From the time of her husband's death she devoted herself principally to the interpretation of her husband's works, but when in 1856 she first visited England the critics received Schumann's music with a chorus of disapprobation. She returned to London in 1865 and continued her visits annually, with the exception of four seasons, until 1882; and from 1885 to 1888 she appeared each year. In 1878 she was appointed teacher of the piano at the Hoch Conservatorium at Frankfurt am Main, a post which she held until 1892, and in which she contributed greatly to the modern improvement in technique.
As an artist she will be remembered, together with Joseph Joachim, as one of the first executants who really played like composers.

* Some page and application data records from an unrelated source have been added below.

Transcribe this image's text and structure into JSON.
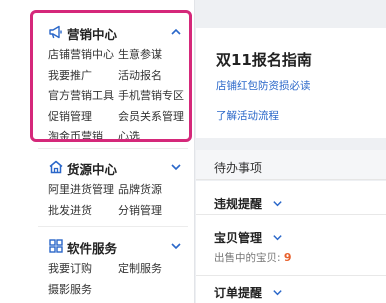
{
  "sidebar": {
    "marketing": {
      "title": "营销中心",
      "icon": "megaphone-icon",
      "links": [
        [
          "店铺营销中心",
          "生意参谋"
        ],
        [
          "我要推广",
          "活动报名"
        ],
        [
          "官方营销工具",
          "手机营销专区"
        ],
        [
          "促销管理",
          "会员关系管理"
        ],
        [
          "淘金币营销",
          "心选"
        ]
      ]
    },
    "sourcing": {
      "title": "货源中心",
      "icon": "house-icon",
      "links": [
        [
          "阿里进货管理",
          "品牌货源"
        ],
        [
          "批发进货",
          "分销管理"
        ]
      ]
    },
    "software": {
      "title": "软件服务",
      "icon": "grid-icon",
      "links": [
        [
          "我要订购",
          "定制服务"
        ],
        [
          "摄影服务",
          ""
        ]
      ]
    }
  },
  "guide": {
    "title": "双11报名指南",
    "link1": "店铺红包防资损必读",
    "link2": "了解活动流程"
  },
  "todo": {
    "header": "待办事项",
    "violation": "违规提醒",
    "item_manage": "宝贝管理",
    "on_sale_label": "出售中的宝贝:",
    "on_sale_count": "9",
    "order_reminder": "订单提醒"
  },
  "colors": {
    "accent_blue": "#2a67c9",
    "highlight_pink": "#d5287a",
    "count_orange": "#e8602c"
  }
}
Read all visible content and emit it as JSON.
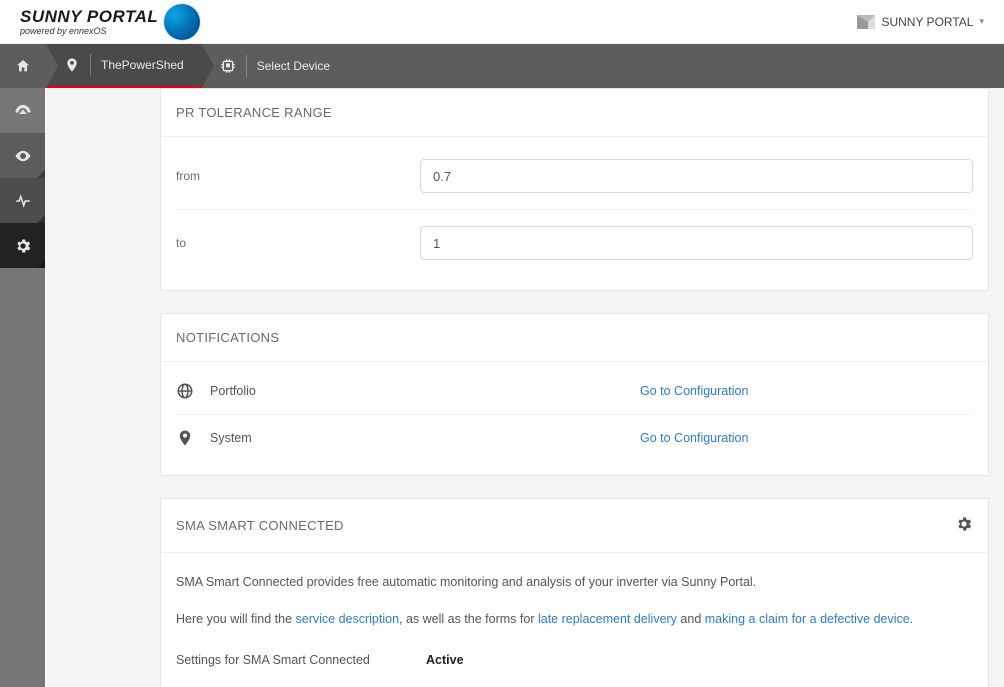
{
  "header": {
    "logo_main": "SUNNY PORTAL",
    "logo_sub": "powered by ennexOS",
    "portal_label": "SUNNY PORTAL"
  },
  "breadcrumbs": {
    "system_name": "ThePowerShed",
    "select_device": "Select Device"
  },
  "panels": {
    "pr": {
      "title": "PR TOLERANCE RANGE",
      "from_label": "from",
      "from_value": "0.7",
      "to_label": "to",
      "to_value": "1"
    },
    "notifications": {
      "title": "NOTIFICATIONS",
      "rows": [
        {
          "label": "Portfolio",
          "link": "Go to Configuration"
        },
        {
          "label": "System",
          "link": "Go to Configuration"
        }
      ]
    },
    "smart": {
      "title": "SMA SMART CONNECTED",
      "line1": "SMA Smart Connected provides free automatic monitoring and analysis of your inverter via Sunny Portal.",
      "line2_a": "Here you will find the ",
      "link1": "service description",
      "line2_b": ", as well as the forms for ",
      "link2": "late replacement delivery",
      "line2_c": " and ",
      "link3": "making a claim for a defective device.",
      "setting_label": "Settings for SMA Smart Connected",
      "setting_value": "Active"
    }
  }
}
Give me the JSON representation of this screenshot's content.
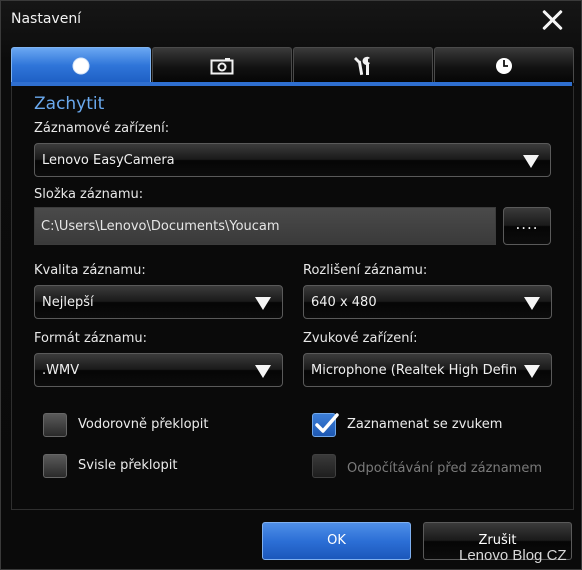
{
  "window": {
    "title": "Nastavení"
  },
  "tabs": [
    {
      "icon": "record-icon",
      "active": true
    },
    {
      "icon": "camera-icon",
      "active": false
    },
    {
      "icon": "tools-icon",
      "active": false
    },
    {
      "icon": "clock-icon",
      "active": false
    }
  ],
  "capture": {
    "section_title": "Zachytit",
    "device_label": "Záznamové zařízení:",
    "device_value": "Lenovo EasyCamera",
    "folder_label": "Složka záznamu:",
    "folder_value": "C:\\Users\\Lenovo\\Documents\\Youcam",
    "browse_label": "....",
    "quality_label": "Kvalita záznamu:",
    "quality_value": "Nejlepší",
    "resolution_label": "Rozlišení záznamu:",
    "resolution_value": "640 x 480",
    "format_label": "Formát záznamu:",
    "format_value": ".WMV",
    "audio_label": "Zvukové zařízení:",
    "audio_value": "Microphone (Realtek High Definiti"
  },
  "checkboxes": {
    "flip_h": {
      "label": "Vodorovně překlopit",
      "checked": false
    },
    "flip_v": {
      "label": "Svisle překlopit",
      "checked": false
    },
    "with_audio": {
      "label": "Zaznamenat se zvukem",
      "checked": true
    },
    "countdown": {
      "label": "Odpočítávání před záznamem",
      "checked": false,
      "disabled": true
    }
  },
  "buttons": {
    "ok": "OK",
    "cancel": "Zrušit"
  },
  "watermark": "Lenovo Blog CZ",
  "colors": {
    "accent": "#2f75d9",
    "section_title": "#6aa9ee",
    "disabled_text": "#7a7a7a"
  }
}
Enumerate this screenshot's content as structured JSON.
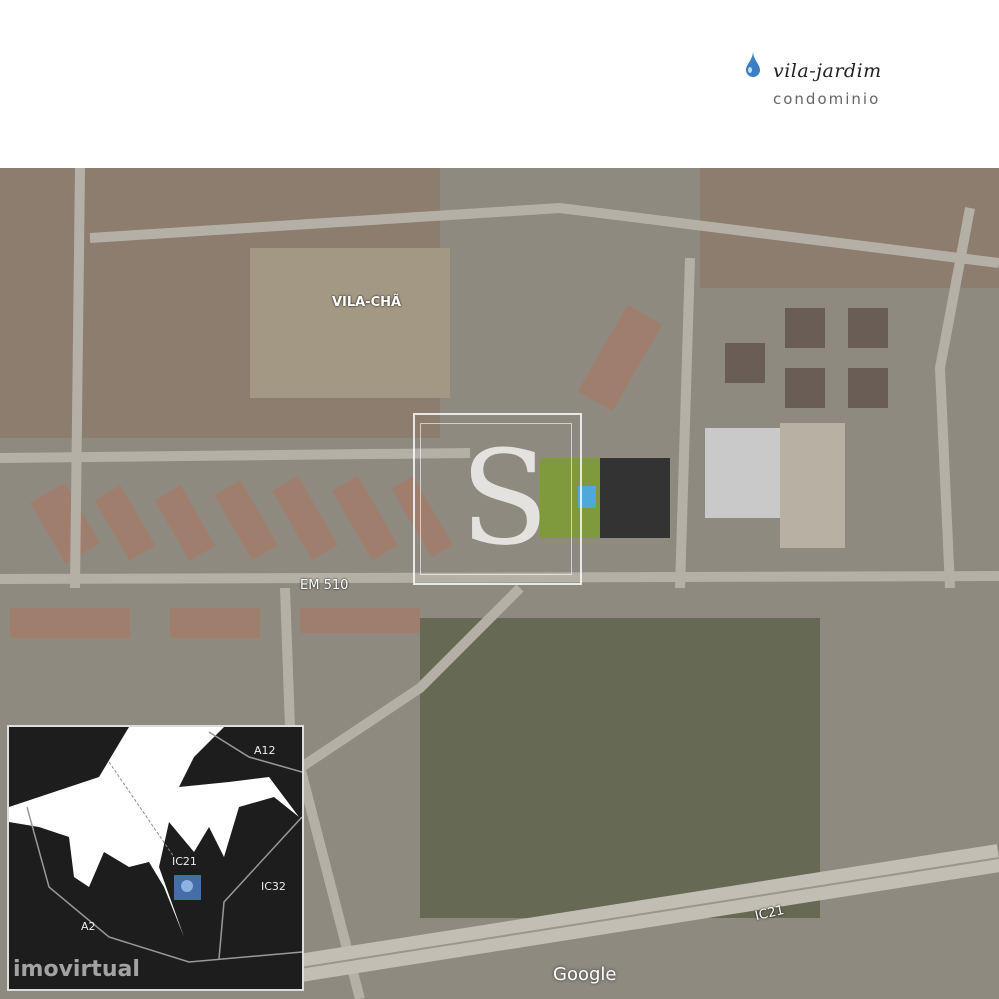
{
  "logo": {
    "name": "vila-jardim",
    "subtitle": "condominio",
    "icon": "water-drop-icon",
    "color": "#3a7fc4"
  },
  "map": {
    "labels": {
      "neighborhood": "VILA-CHÃ",
      "road_main": "EM 510",
      "road_highway": "IC21"
    },
    "site_marker": "S",
    "attribution": "Google"
  },
  "inset": {
    "labels": {
      "a12": "A12",
      "ic21": "IC21",
      "ic32": "IC32",
      "a2": "A2"
    },
    "watermark": "imovirtual",
    "marker_color": "#4a78b8"
  }
}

Besides being remembered for her eminence as a performer of nearly all kinds of pianoforte music, at a time when such technical ability was considerably rarer than in the present day, she was herself the composer of a few songs and of some charming music, mainly for the piano, and the authoritative editor of her husband's works for Breitkopf and Härtel.